[Dataset items]
Start of Block

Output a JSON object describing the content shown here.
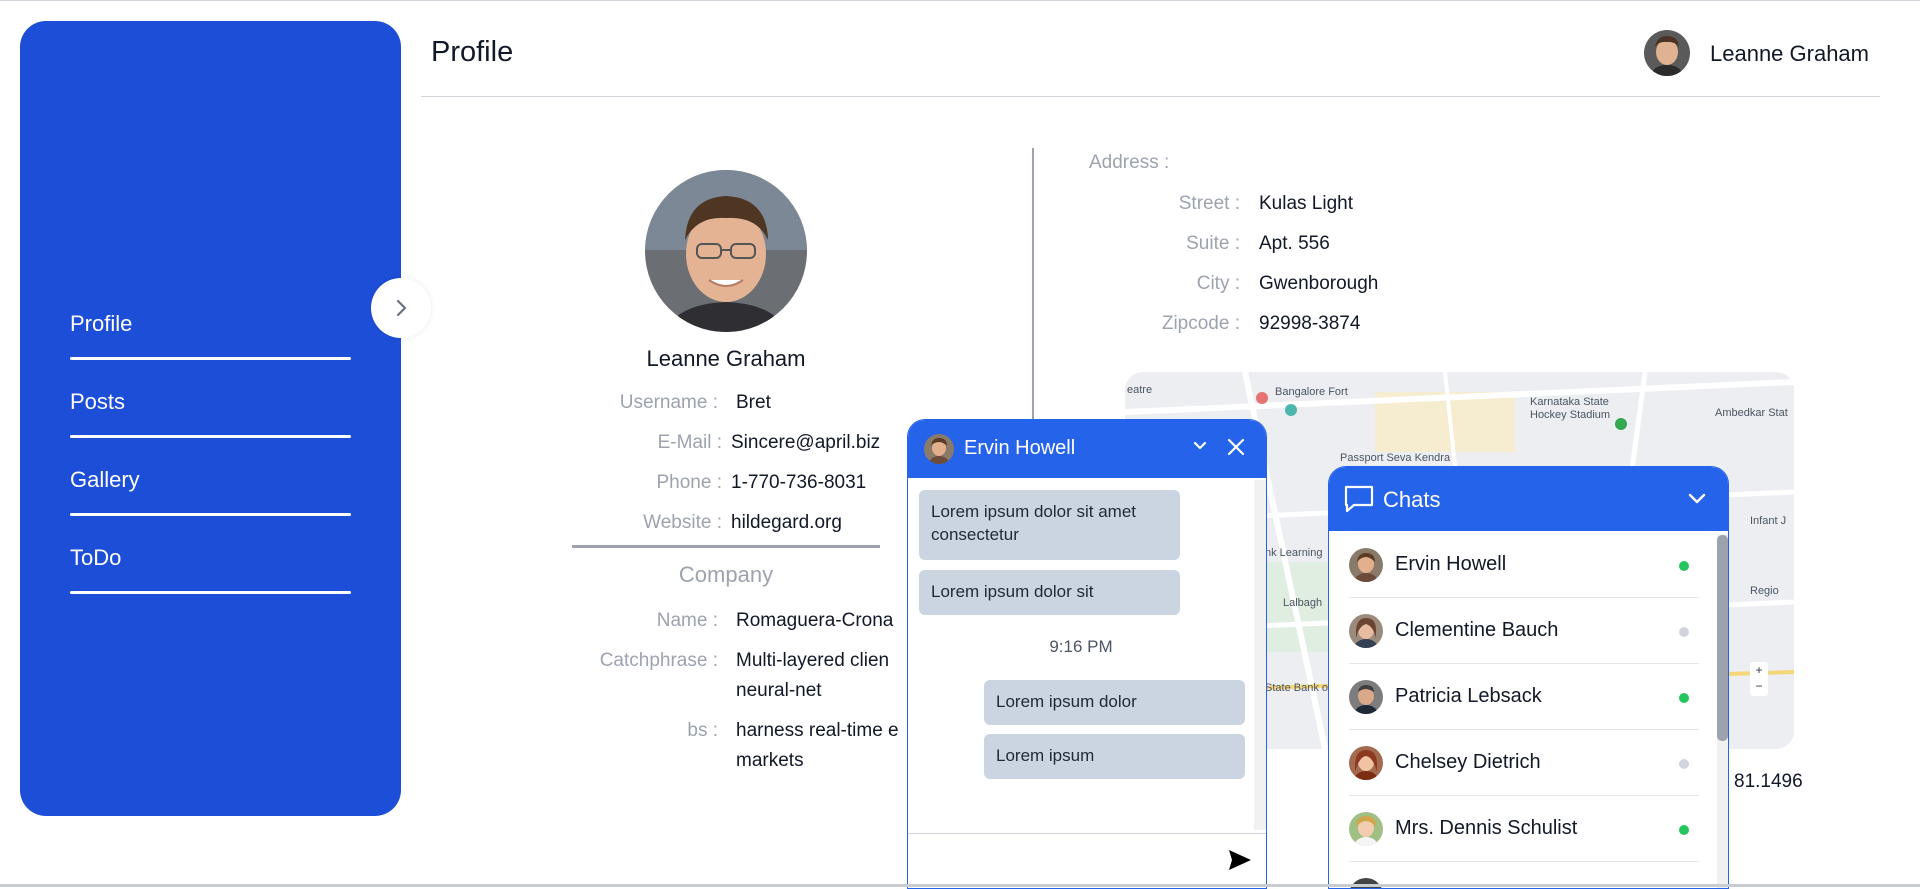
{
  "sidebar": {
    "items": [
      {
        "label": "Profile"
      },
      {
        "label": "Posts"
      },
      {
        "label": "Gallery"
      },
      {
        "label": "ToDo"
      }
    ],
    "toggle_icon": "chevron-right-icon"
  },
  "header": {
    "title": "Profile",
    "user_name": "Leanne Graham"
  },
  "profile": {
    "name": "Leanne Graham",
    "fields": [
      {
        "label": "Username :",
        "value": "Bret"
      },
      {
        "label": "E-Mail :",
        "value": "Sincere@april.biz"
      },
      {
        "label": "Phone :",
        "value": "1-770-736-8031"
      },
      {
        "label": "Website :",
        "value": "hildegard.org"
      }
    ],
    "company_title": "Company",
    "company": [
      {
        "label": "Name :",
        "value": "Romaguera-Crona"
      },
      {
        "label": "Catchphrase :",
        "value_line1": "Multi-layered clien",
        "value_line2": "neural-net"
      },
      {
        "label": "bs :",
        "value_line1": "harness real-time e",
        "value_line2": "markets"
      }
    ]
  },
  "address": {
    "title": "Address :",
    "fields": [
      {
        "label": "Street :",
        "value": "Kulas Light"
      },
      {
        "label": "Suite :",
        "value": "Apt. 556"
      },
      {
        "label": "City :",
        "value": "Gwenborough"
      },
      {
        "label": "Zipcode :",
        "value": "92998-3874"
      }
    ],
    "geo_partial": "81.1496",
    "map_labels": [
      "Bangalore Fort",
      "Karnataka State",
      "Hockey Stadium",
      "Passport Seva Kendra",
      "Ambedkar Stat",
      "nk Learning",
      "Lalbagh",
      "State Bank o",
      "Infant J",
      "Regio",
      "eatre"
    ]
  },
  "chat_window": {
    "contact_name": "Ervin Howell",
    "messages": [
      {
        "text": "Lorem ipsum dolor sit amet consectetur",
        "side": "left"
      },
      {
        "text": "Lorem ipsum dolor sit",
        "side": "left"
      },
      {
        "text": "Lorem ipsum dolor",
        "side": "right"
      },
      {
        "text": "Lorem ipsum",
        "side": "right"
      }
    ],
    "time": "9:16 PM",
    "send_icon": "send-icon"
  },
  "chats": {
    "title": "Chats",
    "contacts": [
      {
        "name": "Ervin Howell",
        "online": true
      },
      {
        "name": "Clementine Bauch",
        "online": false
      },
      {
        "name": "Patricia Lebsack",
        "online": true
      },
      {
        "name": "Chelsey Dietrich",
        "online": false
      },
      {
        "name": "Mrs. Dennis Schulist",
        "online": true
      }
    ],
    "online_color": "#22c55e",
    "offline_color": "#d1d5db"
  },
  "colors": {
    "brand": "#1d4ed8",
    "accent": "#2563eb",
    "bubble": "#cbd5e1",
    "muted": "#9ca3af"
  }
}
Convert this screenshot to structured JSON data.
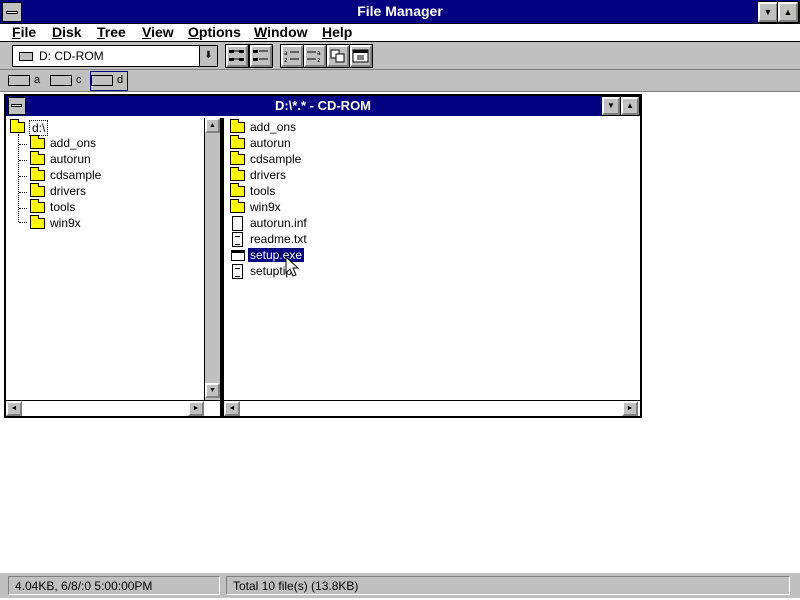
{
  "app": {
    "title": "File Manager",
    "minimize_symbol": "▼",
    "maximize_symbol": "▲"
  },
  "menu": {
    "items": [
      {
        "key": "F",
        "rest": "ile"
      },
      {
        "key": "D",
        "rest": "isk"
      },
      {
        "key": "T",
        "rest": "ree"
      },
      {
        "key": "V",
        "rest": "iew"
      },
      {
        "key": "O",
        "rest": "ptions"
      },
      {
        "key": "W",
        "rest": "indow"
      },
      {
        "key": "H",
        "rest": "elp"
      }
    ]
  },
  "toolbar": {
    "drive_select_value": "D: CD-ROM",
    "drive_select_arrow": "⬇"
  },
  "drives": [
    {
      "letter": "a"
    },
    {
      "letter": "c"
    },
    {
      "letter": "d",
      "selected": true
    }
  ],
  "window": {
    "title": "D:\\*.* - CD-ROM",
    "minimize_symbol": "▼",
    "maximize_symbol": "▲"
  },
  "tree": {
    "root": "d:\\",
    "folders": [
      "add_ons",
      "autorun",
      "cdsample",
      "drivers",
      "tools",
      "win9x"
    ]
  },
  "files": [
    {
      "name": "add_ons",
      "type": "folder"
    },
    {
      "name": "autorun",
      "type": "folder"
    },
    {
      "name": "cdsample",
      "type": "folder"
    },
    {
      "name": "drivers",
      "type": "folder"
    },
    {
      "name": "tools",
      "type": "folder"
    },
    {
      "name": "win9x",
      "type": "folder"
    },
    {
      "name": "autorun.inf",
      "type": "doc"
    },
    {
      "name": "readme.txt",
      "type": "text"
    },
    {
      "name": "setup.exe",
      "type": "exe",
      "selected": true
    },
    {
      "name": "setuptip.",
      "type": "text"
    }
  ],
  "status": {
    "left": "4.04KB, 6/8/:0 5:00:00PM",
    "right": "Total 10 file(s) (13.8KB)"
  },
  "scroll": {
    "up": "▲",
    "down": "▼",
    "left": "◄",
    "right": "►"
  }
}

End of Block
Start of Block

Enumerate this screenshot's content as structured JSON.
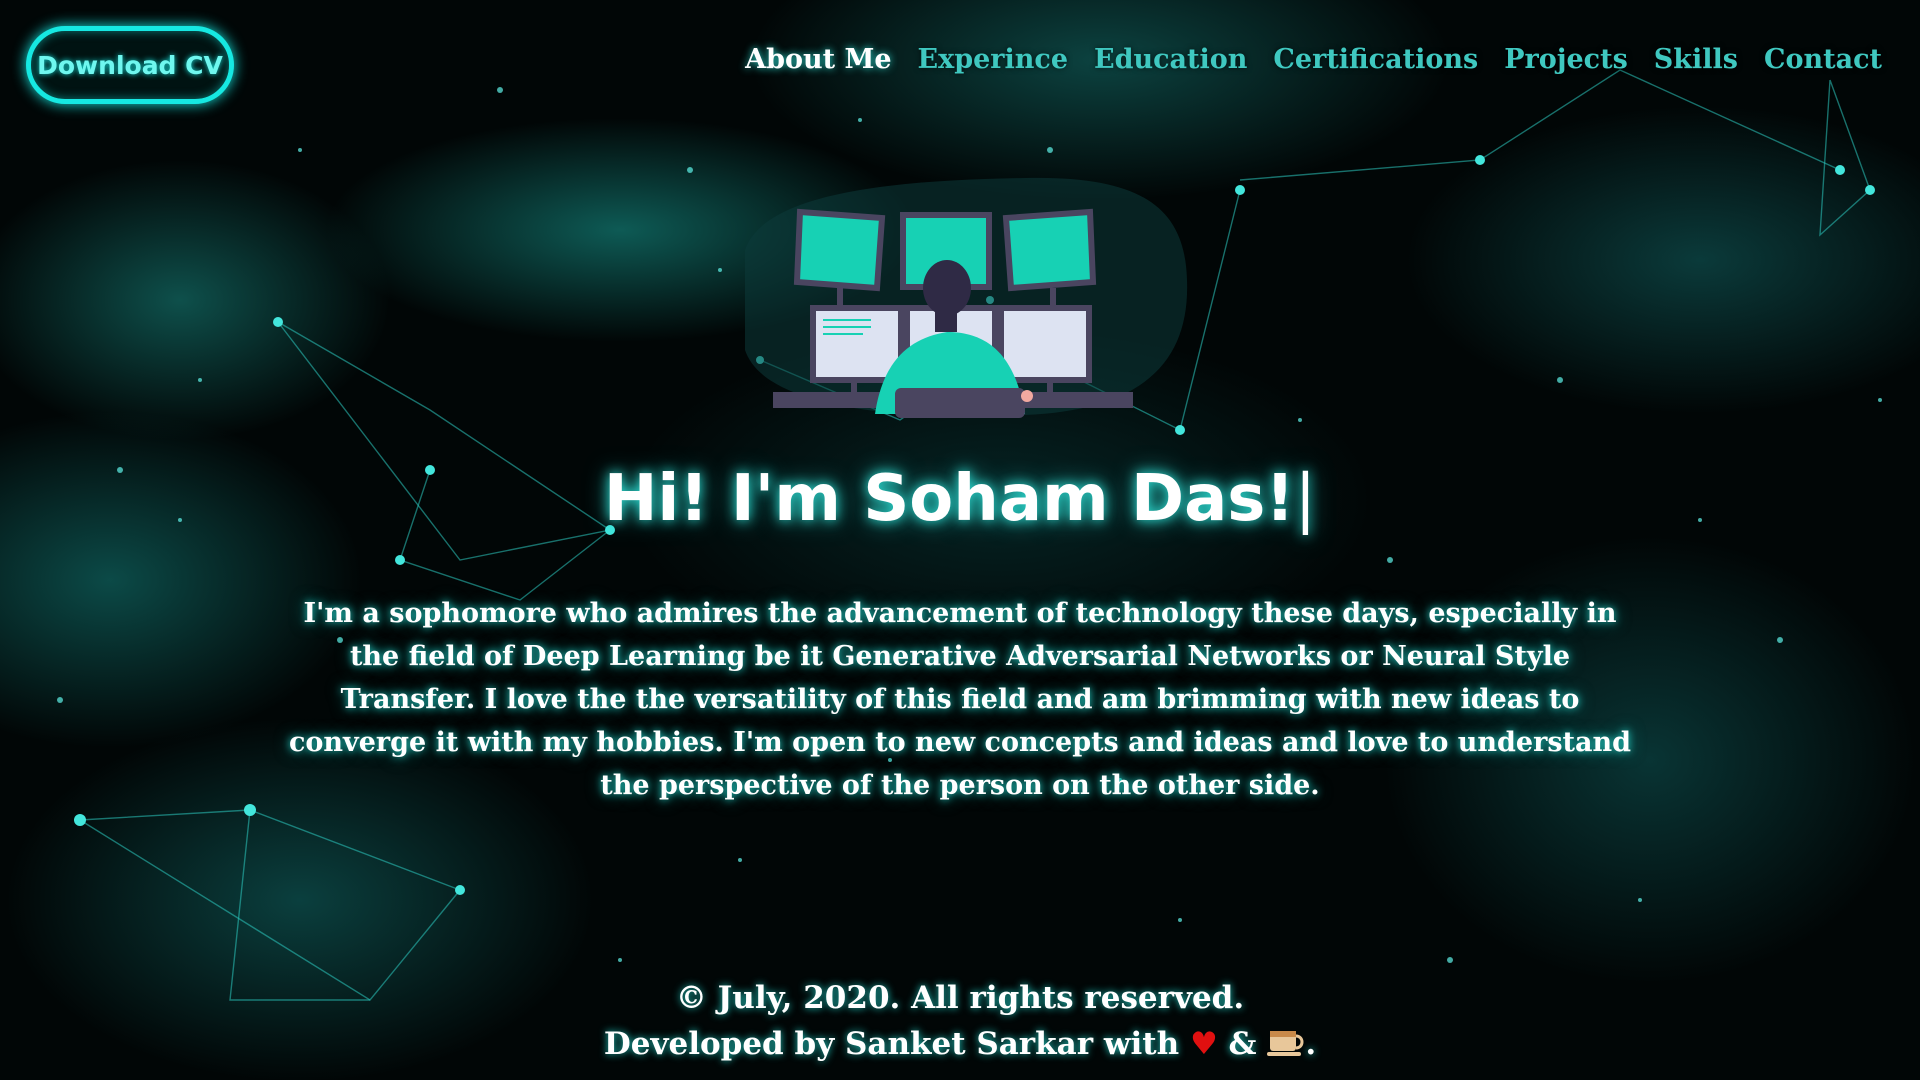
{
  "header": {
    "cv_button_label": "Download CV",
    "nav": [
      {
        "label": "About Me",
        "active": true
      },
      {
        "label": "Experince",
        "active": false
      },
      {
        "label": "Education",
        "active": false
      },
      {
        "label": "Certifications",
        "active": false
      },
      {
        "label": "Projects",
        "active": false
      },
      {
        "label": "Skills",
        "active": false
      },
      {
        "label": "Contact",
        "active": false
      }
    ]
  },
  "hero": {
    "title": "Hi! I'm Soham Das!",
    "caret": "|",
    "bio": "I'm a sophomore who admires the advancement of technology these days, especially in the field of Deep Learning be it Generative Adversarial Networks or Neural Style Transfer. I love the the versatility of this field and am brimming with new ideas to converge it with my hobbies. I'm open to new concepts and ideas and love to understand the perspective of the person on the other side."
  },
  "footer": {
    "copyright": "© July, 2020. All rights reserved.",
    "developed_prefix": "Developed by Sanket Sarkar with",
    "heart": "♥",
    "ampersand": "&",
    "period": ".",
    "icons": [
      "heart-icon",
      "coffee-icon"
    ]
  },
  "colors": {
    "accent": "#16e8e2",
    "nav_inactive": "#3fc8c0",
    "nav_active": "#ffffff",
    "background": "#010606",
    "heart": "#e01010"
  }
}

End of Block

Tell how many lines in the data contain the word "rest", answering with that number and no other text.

7